Since 1995, Jann has worked as the Executive Director of Advocates for Children and Youth. Prior to that, she worked for 14 years as the Associate Director of The House of Ruth. She has been at the forefront of groundbreaking developments in both arenas. Whether through direct social services, legislative initiatives, developing and presenting professional trainings or raising public awareness through education she has been a leader in bringing genuine systemic change. She is recognized locally and nationally for her outstanding contributions and continuing commitment to creating a truly just society.

Jann has been a teacher of buddhist studies and meditation since 1978 and has taught Shambhala Training since 1985. She was the Resident Director of Shambhala Training in Baltimore from 1985-1990. In 2002, the Baltimore Shambhala community requested Jann to serve as the Dean of the Shambhala Training Sacred Path program in Baltimore.

Jann began her Buddhist studies with Tibetan meditation master Chogyam Trungpa Rinpoche in 1975. She is also a student of the Sakyong, Mipham Rinpoche and for the last ten years has studied very closely with the beloved female teacher, the Venerable Khandro Rinpoche.
Curriculum

 

Schedule

Friday, Feb 10

7 pm - 8 pm: Registration
8 pm - 10 pm: First Talk


Saturday, Feb 11
8 am - 9 pm: Registration
9 am -12 pm: Meditation, Contemplation Instruction and Practice
12 pm -1 pm: Lunch
1 pm - 3:30 pm: Deep Listening and Appreciative Inquiry Instruction and Exercise
3:30 pm - 4 pm: Tea and Snacks
4 pm - 6 pm: Talk II


Sunday, Feb 12
9 am -12 pm: Meditation, Contemplation and the way of Council Practice
12 pm -1 pm: Lunch
1 pm - 3:30 pm: Break Out Groups Focusing on Bringing Tools into Action
3:30 pm - 4 pm: Chai and Snacks
4 pm - 6 pm: Talk III

 

Weekend Program

This weekend program will consist of meditation practice and community-based experiential learning. We will explore together a context for social action grounded in the Shambhala teachings and practice contemplative social action and peacemaking skills, such as deep listening, appreciative inquiry, nonviolent communication and the way of council.

The main practice will comprise of :

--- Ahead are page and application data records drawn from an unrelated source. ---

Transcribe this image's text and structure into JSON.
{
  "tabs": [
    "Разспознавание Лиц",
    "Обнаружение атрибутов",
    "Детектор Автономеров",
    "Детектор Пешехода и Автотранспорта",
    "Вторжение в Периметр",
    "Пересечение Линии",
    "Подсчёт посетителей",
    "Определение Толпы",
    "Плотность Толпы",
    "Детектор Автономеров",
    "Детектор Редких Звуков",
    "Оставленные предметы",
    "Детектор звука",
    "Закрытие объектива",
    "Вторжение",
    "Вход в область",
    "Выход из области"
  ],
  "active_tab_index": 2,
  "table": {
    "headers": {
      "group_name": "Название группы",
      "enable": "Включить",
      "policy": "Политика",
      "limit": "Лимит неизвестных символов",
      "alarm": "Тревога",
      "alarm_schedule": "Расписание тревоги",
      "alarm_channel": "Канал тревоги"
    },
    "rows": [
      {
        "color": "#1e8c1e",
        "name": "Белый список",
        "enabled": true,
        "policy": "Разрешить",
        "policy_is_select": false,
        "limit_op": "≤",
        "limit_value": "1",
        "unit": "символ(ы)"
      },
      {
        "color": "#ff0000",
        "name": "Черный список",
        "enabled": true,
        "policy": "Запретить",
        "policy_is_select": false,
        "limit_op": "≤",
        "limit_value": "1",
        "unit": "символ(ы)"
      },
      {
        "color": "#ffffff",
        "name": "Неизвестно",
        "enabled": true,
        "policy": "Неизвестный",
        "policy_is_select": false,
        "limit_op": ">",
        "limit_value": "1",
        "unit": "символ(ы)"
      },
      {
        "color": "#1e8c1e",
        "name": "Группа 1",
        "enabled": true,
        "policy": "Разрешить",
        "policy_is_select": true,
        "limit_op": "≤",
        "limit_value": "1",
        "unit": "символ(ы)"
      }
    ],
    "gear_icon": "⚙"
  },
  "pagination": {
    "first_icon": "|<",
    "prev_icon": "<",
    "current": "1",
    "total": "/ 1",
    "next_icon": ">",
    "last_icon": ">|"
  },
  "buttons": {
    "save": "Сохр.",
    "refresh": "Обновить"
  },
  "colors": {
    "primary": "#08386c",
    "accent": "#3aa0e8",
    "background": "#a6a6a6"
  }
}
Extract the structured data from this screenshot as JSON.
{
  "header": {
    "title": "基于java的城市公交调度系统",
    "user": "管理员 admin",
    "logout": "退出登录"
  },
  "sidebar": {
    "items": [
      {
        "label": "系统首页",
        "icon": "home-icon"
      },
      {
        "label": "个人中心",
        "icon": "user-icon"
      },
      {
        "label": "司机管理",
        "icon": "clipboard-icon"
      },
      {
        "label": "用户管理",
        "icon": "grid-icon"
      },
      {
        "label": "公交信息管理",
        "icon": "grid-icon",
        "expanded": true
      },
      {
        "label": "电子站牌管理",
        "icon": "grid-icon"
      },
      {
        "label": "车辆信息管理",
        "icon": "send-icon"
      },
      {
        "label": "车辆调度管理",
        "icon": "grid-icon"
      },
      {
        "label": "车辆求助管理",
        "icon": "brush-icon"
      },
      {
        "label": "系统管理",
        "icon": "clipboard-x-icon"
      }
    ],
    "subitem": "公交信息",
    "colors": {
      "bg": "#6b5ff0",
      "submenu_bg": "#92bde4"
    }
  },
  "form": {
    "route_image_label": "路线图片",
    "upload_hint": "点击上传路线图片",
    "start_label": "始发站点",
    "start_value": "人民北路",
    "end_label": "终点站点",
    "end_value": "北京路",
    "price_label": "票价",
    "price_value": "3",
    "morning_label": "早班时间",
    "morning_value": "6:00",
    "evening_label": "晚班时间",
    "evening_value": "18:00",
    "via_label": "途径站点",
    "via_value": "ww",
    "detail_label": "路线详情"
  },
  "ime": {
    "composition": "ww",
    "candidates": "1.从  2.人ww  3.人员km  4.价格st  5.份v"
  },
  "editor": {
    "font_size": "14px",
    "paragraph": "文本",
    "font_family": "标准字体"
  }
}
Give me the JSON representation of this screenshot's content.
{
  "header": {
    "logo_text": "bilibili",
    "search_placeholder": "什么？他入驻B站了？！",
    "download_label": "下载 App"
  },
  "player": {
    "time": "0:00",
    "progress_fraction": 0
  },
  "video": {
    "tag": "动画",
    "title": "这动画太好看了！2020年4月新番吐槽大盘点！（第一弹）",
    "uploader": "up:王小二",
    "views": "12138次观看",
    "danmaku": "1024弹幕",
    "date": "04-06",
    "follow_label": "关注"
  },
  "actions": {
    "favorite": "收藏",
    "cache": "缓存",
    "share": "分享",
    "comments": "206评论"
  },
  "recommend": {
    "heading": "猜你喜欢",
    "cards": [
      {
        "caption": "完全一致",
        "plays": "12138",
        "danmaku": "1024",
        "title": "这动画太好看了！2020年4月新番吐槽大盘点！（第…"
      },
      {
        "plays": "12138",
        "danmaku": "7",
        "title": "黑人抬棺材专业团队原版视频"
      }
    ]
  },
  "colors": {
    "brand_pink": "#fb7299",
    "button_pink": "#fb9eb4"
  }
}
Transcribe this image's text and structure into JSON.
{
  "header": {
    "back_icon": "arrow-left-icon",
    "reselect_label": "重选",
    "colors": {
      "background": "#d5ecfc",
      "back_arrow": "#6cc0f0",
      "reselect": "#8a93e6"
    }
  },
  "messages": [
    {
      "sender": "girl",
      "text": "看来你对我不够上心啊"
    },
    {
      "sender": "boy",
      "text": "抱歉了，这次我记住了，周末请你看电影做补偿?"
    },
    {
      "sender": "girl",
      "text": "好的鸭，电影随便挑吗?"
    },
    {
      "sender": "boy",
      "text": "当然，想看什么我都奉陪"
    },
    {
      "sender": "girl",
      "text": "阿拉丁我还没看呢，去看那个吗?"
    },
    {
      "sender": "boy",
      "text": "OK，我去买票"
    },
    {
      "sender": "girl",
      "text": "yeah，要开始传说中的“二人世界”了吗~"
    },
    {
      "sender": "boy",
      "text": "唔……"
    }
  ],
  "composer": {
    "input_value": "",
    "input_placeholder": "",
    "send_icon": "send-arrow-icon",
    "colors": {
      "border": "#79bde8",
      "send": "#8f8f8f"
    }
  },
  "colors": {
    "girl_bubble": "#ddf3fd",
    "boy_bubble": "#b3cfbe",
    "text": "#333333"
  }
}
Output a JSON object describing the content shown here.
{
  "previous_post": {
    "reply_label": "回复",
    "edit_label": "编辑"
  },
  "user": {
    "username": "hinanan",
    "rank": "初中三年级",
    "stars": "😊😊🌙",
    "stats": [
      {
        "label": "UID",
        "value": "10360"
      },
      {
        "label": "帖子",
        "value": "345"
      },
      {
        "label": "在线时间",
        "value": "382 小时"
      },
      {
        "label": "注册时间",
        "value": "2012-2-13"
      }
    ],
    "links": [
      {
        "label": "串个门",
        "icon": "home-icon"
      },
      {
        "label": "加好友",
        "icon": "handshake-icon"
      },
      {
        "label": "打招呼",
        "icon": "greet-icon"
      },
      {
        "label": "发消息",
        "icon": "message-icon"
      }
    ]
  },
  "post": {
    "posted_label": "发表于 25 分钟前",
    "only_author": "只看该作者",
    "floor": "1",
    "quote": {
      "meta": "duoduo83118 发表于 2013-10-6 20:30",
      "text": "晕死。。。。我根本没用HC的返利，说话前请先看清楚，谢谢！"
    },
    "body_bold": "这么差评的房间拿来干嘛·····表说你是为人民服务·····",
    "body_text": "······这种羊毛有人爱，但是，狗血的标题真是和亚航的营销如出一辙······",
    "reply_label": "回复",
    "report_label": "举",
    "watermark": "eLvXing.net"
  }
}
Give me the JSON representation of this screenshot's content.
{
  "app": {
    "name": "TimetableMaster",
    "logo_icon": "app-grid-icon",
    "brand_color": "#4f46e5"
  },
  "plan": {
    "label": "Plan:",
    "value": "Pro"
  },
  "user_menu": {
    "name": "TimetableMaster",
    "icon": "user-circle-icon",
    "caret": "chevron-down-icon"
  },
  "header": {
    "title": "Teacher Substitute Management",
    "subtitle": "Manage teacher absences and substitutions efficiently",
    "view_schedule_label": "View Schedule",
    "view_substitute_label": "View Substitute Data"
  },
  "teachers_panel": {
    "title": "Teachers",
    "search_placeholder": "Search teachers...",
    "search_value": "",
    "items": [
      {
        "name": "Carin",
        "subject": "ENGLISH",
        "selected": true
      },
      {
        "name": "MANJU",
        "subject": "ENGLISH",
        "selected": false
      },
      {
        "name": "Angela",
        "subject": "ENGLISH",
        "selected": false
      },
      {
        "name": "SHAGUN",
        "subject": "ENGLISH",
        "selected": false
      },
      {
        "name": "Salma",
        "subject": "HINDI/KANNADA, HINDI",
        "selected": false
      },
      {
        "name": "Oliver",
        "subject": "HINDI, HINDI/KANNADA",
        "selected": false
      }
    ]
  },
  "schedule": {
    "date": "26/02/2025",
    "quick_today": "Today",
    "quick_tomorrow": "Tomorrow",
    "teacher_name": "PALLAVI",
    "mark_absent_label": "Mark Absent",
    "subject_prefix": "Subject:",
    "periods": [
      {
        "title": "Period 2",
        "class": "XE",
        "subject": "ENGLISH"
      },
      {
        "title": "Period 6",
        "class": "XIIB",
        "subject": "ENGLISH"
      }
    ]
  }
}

  • Deep listening is a method of exploring how we develop barriers to communicate, and how we can disengage those barriers in order to begin to communicate more deeply. Another name for this is Focusing, or Compassionate listening
  • Appreciative inquiry is the art and practice of asking questions that strengthen a system's capacity to apprehend, anticipate, and heighten positive potential. It centrally involves the mobilization of inquiry through the crafting of the "unconditional positive question".
  • Council practice is a method for groups to begin to communicate with each other in an open, safe, and trusting way. It has four main intentions: Speak from the heart, listen from the heart, be spontaneous, and be brief. This is based on the councils of elders in many Native American traditions.
  • Contemplation uses a word or phrase to be the object of meditation. When meditating on the word or phrase, one has experiences and insights that lead to new understandings.
  • Nonviolent Communication (NVC) is sometimes referred to as compassionate communication. Its purpose is to strengthen our ability to inspire compassion from others and to respond compassionately to others and to ourselves. NVC guides us to reframe how we express ourselves and hear others by focusing our consciousness on what we are observing, feeling, needing, and requesting as developed by Marshall Rosenberg.
  • Meditation is used to help us be in the present moment. Using the breath as the object of meditation, we can begin to be more present and not worry about the future or reviewing the past. Being in the present moment allows us to see what response is really needed in any situation. Listen more about Meditation